“I'm hopeful that talking about my struggle will bring more attention to the issue of domestic violence and help other victims empower themselves,” Umemoto said Tuesday. “Sharing my story hasn’t been easy. But it’s given me a sense of empowerment and healing.”
Chief Deputy Brian Moran took the podium to thank Elyse and to explain what the bill does:
“As awful as her situation was, she was one of the lucky ones. She wasn’t the target of a serial abuser. But her experience gives her added compassion for those who are. Our bill shields those victims by treating repeat abusers seriously.”

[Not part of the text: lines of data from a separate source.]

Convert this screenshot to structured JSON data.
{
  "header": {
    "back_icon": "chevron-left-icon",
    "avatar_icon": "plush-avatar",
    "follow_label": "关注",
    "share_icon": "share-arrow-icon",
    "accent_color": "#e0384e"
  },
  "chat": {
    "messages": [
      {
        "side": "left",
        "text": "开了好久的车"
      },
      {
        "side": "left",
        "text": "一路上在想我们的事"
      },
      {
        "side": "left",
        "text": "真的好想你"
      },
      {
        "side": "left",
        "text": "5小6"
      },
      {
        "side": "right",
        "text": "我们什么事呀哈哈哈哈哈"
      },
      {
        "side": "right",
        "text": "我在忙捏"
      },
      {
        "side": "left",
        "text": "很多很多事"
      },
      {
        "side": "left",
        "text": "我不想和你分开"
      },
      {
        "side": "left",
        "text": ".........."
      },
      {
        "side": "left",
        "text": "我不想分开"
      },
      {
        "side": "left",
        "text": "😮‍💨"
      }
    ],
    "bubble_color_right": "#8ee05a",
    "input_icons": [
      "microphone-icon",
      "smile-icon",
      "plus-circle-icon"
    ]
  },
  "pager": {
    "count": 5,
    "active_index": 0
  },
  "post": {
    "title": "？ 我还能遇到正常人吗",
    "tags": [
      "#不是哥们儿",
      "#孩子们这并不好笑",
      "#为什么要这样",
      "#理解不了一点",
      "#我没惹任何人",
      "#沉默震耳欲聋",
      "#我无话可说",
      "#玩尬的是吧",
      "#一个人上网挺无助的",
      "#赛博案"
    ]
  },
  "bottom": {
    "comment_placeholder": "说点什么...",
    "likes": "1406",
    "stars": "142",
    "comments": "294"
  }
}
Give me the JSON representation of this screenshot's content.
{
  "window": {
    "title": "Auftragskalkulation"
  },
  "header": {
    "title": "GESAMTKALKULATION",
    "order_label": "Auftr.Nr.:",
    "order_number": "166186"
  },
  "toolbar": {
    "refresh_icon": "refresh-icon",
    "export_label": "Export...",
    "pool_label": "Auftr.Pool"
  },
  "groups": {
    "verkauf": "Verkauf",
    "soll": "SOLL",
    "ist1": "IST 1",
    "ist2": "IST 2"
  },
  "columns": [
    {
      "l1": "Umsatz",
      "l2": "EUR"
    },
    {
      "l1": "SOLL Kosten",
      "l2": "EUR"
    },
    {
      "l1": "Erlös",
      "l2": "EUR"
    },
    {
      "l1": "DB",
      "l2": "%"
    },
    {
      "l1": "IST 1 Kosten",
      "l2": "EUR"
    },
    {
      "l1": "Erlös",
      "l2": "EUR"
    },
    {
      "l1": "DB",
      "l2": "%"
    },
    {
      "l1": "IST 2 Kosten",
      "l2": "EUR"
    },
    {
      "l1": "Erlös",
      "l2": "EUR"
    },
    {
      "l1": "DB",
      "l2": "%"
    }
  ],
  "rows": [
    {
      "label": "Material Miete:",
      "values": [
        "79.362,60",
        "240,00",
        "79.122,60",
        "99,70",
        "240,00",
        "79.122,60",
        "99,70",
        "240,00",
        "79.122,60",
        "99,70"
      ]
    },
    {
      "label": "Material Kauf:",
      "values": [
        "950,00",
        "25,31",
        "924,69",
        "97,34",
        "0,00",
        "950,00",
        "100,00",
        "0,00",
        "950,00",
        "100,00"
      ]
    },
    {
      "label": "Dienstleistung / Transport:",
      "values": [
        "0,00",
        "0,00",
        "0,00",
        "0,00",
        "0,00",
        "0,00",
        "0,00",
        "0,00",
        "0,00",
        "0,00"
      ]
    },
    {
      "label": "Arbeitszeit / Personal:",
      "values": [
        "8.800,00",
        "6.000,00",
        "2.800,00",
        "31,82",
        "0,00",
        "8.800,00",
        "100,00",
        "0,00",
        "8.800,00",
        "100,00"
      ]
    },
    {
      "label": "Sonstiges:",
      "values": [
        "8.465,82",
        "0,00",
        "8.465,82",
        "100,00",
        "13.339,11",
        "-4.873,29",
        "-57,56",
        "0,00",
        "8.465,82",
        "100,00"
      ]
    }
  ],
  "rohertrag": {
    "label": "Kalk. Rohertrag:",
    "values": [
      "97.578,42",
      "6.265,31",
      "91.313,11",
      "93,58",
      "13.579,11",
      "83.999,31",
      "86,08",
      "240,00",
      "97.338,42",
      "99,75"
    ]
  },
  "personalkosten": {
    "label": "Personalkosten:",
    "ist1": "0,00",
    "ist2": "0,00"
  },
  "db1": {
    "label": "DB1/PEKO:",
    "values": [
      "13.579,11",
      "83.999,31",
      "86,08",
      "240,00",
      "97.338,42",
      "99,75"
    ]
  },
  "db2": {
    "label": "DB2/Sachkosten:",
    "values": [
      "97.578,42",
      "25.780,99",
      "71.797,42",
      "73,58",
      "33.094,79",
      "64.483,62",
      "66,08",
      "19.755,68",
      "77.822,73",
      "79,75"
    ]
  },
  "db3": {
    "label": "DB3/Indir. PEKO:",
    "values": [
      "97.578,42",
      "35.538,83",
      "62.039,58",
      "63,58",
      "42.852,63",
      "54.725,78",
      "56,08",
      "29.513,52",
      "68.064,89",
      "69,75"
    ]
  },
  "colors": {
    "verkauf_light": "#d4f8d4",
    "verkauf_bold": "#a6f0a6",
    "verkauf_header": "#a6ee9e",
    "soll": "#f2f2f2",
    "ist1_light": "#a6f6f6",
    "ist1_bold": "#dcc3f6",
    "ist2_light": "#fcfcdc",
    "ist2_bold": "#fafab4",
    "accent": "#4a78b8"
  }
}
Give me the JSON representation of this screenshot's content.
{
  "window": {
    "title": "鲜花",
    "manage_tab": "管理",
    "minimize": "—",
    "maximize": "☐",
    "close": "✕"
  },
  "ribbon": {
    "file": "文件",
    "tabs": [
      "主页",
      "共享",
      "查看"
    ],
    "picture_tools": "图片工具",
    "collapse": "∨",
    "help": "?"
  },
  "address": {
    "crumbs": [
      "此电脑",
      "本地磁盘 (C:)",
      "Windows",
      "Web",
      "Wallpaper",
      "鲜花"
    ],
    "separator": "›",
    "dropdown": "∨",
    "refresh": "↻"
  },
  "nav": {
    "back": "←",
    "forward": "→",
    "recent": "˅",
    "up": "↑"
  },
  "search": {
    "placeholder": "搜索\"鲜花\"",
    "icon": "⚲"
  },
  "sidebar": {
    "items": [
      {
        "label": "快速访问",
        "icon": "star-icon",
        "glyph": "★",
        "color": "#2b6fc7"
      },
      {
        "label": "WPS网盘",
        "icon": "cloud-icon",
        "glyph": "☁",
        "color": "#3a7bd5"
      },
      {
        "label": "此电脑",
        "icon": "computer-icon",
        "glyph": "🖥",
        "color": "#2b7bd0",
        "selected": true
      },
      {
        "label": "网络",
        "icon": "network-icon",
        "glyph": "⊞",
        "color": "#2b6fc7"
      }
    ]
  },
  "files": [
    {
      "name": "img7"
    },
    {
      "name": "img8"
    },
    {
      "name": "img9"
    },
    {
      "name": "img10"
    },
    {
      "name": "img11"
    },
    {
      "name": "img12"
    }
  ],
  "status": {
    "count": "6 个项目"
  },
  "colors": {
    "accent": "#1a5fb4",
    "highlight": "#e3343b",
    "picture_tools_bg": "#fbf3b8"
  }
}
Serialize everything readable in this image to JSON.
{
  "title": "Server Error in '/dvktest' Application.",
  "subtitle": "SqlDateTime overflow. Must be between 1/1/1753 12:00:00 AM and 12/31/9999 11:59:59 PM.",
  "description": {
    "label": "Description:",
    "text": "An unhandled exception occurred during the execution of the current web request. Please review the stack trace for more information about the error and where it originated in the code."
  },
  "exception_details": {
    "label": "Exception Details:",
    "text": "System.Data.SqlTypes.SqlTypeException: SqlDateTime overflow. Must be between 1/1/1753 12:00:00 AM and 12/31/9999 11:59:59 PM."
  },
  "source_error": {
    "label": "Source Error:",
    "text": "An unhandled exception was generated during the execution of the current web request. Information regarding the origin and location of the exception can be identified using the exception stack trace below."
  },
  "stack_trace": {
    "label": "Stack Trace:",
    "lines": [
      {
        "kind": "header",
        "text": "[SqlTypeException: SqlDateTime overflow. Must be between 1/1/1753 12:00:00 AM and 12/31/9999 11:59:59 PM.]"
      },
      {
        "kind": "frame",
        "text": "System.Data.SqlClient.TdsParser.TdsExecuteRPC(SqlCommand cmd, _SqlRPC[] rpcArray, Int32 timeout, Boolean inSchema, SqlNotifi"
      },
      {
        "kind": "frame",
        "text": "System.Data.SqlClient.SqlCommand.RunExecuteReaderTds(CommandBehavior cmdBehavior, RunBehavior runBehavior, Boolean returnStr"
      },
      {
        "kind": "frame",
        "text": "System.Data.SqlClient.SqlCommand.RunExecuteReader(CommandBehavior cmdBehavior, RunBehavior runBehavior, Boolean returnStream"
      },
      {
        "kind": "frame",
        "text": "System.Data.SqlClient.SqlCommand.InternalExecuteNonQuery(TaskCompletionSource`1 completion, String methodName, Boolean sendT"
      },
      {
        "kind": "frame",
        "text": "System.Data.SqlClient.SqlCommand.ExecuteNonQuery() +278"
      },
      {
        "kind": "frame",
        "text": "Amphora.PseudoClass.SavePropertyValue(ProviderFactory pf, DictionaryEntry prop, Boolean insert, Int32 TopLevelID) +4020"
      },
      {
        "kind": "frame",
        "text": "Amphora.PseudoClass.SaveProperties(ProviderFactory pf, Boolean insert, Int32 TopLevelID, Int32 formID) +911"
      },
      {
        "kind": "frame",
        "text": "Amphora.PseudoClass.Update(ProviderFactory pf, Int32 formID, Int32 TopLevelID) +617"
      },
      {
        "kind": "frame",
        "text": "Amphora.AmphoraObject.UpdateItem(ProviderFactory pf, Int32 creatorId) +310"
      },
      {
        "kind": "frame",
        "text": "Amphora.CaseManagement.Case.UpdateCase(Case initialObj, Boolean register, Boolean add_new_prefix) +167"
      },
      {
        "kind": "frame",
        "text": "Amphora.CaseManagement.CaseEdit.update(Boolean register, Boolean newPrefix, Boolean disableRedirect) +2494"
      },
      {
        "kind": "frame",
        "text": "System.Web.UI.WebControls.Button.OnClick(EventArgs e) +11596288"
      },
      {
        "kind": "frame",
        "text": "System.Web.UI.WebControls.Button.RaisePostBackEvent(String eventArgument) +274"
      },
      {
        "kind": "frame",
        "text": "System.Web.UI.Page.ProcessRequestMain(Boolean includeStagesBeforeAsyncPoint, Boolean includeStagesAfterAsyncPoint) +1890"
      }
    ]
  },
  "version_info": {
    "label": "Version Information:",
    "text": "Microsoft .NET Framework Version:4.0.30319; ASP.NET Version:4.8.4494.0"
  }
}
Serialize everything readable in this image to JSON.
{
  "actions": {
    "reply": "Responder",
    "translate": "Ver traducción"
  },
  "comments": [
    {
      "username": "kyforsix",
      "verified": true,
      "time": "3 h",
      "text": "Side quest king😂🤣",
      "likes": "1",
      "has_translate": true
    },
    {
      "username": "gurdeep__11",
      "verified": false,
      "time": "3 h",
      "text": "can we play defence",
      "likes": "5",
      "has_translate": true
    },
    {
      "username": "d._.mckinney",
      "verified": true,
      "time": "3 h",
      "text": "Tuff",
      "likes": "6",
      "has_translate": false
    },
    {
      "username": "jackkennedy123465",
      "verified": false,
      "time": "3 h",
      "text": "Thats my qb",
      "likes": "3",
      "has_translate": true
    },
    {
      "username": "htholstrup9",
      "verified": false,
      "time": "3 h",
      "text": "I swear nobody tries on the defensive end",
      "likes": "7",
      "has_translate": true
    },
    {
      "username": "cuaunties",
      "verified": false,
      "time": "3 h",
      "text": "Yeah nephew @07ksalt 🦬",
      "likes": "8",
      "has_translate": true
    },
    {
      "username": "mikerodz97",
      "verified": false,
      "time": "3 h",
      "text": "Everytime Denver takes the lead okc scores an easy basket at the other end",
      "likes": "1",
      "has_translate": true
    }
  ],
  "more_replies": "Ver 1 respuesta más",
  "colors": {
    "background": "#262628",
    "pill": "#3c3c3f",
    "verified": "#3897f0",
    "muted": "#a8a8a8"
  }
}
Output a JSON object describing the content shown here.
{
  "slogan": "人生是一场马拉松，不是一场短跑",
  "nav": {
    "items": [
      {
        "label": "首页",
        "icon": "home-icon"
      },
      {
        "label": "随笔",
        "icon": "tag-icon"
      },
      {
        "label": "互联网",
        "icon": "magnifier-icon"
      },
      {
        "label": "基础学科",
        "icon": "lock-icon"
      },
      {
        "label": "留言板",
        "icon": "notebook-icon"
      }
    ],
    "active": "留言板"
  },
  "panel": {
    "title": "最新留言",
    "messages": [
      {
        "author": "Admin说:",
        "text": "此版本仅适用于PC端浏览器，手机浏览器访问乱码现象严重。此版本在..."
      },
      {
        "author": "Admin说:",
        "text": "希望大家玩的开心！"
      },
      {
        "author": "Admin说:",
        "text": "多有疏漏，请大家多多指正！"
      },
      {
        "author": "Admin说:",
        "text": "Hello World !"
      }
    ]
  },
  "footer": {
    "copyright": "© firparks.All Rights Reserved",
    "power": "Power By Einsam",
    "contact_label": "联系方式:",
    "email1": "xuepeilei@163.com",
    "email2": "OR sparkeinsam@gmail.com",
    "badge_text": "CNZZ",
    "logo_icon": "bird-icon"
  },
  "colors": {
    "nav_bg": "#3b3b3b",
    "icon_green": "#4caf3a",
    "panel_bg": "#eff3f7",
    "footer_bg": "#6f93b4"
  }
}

Moran is pictured here with supporters of the bill, including (from left to right), King County Sheriff Sue Rahr, Rep. Kirk Pearson, R-Monroe and Christopher Hurst, D-Enumclaw. Rep. Pearson is the bill's prime sponsor in the House. Rep. Hurst, who is co-sponsoring the bill, is the chair of the House Public Safety Committe.
Rep. Pearson spoke passionately about his motivation for prime-sponsoring the domestic violence bill:
“Being the victim of a crime is terrible, but when the crime is perpetrated by someone in a position of trust, like a spouse or partner, the victim can be even more devastated. What makes those who commit domestic violence so dangerous is that often times they have keys to their victim’s home and know family members and co-workers. Relationships with family and friends can give abusers easy access to their victim and can dissuade the victim from coming forward for fear of future attacks on them or their families. I look forward to working with the Legislature and the attorney general Rob McKenna to get this much-needed legislation signed into law.”
Here's a photo of Elyse with Hunter Goodman, the AGO's Director of Governmental Affairs, and his Special Assistant, Rebecca Podszus. They, along with AGO Policy Director Chris Johnson, are responsible for ushering the Attorney General's bills through the legislative process.
And speaking of the legislative process, if you would like to track the progress of our domestic violence bill, be sure to join our Facebook group, Protect Washington State Domestic Violence Victims Now. We'll post news stories and updates about the bill.